Extracted entries:

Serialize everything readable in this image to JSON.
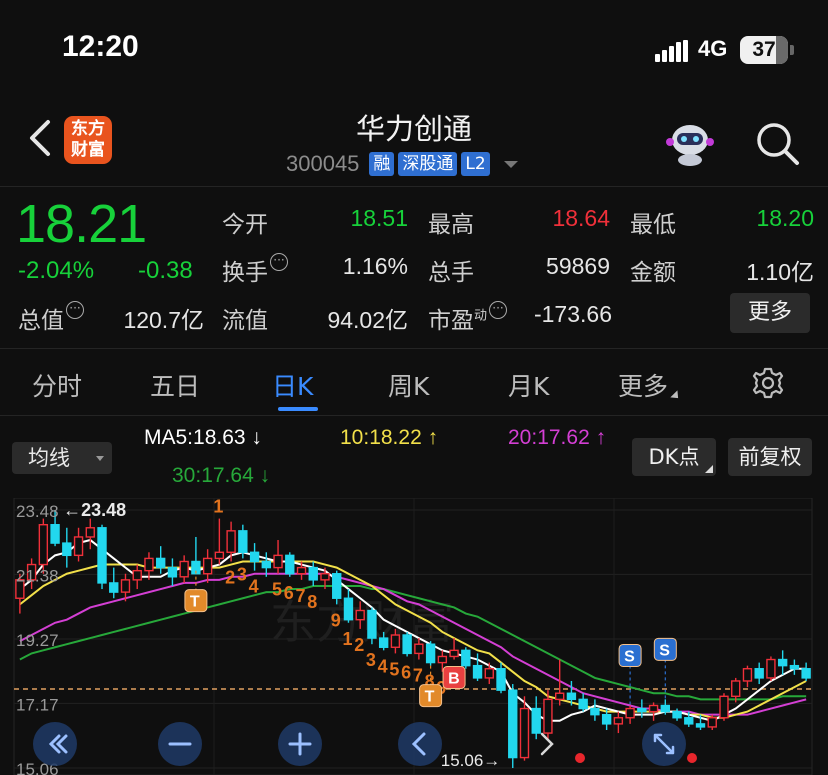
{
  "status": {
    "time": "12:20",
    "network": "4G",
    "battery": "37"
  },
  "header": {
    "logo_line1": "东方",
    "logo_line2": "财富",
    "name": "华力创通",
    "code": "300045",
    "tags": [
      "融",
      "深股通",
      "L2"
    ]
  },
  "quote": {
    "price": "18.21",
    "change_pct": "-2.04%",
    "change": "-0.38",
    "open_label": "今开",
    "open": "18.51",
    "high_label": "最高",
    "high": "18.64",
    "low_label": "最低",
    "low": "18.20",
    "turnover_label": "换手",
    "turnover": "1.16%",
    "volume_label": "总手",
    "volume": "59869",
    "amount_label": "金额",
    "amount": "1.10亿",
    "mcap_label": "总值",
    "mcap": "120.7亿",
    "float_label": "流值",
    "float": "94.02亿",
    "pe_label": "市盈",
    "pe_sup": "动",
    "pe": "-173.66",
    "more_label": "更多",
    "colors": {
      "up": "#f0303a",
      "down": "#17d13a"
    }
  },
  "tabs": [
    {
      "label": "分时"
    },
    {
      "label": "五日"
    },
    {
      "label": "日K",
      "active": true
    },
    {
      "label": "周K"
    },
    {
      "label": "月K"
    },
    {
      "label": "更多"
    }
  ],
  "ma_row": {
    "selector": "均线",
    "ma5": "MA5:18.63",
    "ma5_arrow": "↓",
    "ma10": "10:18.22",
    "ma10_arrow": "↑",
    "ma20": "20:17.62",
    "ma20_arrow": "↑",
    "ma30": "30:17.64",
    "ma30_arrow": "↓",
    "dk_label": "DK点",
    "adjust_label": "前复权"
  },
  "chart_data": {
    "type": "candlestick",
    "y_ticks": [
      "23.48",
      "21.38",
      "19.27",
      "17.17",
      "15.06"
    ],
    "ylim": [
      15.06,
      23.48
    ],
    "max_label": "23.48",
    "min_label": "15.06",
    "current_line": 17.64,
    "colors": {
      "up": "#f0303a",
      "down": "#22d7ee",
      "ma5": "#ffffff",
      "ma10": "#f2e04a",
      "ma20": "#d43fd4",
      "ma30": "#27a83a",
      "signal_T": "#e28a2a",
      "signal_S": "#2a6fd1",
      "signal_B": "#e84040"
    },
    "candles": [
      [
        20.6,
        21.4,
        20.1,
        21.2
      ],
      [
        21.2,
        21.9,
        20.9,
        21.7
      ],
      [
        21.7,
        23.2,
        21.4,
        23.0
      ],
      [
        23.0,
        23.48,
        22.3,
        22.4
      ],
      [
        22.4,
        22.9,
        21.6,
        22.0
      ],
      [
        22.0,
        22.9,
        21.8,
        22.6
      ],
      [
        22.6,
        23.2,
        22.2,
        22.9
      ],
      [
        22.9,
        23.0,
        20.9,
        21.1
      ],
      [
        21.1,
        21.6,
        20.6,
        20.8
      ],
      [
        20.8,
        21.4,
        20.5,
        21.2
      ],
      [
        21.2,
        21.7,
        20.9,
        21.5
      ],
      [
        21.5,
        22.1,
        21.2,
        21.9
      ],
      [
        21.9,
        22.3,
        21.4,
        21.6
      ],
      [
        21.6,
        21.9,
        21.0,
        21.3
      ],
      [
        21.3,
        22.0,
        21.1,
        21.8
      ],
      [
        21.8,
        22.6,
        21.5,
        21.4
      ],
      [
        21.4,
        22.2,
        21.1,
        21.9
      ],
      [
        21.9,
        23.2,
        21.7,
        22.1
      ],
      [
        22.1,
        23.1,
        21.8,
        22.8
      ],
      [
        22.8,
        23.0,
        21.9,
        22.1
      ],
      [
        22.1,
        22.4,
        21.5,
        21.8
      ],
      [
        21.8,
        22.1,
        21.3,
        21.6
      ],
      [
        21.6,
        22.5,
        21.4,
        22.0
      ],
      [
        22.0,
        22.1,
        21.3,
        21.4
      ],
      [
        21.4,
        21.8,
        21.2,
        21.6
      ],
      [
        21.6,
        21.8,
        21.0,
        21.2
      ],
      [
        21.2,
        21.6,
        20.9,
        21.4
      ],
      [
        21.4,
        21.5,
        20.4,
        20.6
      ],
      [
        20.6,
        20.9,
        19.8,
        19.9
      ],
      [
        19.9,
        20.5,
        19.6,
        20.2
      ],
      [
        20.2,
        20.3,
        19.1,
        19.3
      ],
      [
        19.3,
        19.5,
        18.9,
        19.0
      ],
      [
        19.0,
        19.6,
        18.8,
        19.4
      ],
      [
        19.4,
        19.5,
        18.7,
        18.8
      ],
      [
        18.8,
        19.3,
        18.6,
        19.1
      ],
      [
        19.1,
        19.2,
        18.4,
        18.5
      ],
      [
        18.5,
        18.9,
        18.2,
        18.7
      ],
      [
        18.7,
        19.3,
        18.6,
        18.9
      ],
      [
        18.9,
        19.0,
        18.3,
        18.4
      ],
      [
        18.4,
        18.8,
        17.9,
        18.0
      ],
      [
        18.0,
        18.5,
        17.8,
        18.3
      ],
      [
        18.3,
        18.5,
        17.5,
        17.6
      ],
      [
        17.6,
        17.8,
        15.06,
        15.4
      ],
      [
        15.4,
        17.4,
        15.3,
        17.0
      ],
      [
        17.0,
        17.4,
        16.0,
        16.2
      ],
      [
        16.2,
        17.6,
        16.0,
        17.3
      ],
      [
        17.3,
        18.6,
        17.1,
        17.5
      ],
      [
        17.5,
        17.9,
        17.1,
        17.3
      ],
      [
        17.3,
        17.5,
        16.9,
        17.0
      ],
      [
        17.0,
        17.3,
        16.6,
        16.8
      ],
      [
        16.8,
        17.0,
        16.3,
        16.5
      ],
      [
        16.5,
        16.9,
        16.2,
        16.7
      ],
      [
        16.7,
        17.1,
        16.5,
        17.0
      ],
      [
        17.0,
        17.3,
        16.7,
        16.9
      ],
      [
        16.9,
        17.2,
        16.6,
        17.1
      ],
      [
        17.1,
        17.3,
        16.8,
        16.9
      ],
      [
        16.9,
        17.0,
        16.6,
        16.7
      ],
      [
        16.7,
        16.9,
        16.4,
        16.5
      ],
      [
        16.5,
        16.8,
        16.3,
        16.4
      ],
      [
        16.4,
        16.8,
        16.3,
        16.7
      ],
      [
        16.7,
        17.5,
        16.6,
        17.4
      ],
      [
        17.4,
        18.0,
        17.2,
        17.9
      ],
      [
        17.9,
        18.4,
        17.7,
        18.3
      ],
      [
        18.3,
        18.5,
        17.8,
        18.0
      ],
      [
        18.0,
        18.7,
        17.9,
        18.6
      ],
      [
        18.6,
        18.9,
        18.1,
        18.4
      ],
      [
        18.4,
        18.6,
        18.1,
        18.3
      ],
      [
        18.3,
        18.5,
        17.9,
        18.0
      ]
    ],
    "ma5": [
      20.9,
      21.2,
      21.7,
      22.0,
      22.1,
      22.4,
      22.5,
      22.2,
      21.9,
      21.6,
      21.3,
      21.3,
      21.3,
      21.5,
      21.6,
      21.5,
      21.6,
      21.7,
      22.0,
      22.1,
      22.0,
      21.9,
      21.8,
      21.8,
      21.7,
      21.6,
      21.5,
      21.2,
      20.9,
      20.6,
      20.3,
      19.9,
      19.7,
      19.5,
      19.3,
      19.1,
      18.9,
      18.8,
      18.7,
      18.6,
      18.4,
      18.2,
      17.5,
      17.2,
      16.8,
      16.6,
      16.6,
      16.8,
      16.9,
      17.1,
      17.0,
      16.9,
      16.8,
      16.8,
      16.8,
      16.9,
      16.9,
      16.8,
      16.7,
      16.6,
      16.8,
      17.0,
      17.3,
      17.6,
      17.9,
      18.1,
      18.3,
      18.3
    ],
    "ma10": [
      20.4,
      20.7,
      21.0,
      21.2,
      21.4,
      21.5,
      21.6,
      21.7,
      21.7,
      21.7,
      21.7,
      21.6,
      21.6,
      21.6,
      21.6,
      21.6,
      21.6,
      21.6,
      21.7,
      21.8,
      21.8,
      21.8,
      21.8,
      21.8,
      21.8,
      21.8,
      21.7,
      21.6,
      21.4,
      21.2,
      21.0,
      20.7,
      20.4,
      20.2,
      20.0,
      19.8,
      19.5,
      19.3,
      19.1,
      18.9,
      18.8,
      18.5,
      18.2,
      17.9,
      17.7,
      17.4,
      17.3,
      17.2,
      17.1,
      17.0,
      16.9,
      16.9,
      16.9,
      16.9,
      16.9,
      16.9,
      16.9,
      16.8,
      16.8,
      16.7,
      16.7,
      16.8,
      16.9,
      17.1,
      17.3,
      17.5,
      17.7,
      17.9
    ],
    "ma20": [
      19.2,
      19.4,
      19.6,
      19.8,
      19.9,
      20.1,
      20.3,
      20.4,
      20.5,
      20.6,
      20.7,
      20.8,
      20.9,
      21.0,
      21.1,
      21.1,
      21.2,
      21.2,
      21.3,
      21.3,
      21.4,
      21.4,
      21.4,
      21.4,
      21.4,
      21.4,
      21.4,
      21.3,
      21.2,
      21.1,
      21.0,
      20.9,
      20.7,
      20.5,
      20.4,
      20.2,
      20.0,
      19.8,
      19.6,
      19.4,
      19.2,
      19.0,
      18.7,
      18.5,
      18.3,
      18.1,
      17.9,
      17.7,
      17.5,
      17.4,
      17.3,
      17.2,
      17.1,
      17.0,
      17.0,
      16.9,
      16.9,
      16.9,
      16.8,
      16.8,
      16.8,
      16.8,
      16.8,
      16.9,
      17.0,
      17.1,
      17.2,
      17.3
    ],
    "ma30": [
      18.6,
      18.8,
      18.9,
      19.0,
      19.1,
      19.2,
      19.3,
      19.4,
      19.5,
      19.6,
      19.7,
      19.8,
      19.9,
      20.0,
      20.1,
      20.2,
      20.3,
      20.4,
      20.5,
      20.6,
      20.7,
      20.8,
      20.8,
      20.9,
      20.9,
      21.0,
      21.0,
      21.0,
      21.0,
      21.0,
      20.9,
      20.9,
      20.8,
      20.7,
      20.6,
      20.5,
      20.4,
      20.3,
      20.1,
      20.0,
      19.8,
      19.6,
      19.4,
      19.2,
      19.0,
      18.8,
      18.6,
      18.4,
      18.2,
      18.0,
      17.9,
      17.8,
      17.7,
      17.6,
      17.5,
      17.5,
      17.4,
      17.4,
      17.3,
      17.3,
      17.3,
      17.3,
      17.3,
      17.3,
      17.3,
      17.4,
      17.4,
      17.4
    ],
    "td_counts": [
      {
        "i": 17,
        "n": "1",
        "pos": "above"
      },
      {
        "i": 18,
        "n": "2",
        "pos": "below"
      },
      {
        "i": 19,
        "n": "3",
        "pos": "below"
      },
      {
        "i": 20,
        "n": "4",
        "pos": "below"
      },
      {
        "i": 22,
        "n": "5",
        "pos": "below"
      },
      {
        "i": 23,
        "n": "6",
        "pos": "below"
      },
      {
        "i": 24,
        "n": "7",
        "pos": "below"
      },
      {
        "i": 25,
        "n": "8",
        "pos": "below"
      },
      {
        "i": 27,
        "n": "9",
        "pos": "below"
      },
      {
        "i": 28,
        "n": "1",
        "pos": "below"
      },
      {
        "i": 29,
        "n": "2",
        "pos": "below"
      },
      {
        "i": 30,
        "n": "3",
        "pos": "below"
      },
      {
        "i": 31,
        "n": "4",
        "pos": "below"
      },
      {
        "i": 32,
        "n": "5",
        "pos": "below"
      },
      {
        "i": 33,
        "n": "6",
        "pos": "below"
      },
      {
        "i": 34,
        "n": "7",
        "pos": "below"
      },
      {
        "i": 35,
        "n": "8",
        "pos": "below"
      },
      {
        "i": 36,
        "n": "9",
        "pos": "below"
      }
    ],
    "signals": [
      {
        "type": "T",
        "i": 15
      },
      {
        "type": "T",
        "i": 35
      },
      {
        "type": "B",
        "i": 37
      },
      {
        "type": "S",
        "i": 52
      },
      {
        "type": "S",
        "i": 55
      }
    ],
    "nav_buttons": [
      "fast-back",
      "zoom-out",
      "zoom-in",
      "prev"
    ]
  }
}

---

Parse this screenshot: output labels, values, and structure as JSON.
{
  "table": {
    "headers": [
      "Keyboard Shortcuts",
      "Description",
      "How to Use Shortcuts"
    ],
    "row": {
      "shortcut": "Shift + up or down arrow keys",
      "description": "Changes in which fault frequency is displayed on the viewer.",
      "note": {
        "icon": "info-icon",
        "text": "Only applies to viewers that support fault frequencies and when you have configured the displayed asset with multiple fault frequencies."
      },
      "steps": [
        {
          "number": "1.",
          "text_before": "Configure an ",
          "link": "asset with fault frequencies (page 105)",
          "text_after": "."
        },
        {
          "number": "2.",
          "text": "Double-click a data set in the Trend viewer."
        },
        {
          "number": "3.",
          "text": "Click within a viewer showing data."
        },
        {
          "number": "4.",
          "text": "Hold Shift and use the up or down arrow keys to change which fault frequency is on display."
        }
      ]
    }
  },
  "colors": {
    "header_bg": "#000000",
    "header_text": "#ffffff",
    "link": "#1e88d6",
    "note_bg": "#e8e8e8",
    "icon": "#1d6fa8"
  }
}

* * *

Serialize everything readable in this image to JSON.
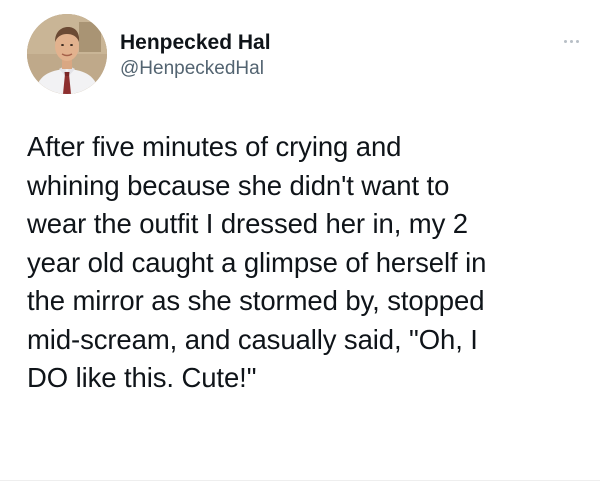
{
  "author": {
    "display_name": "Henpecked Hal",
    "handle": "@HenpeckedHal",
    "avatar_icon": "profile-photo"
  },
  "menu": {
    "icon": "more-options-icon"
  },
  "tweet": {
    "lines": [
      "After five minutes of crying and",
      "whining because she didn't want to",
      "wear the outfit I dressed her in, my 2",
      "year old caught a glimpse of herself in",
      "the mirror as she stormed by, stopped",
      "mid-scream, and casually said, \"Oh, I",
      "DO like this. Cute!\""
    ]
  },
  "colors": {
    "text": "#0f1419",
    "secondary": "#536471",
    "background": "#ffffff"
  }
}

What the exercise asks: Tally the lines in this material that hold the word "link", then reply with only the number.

Final answer: 2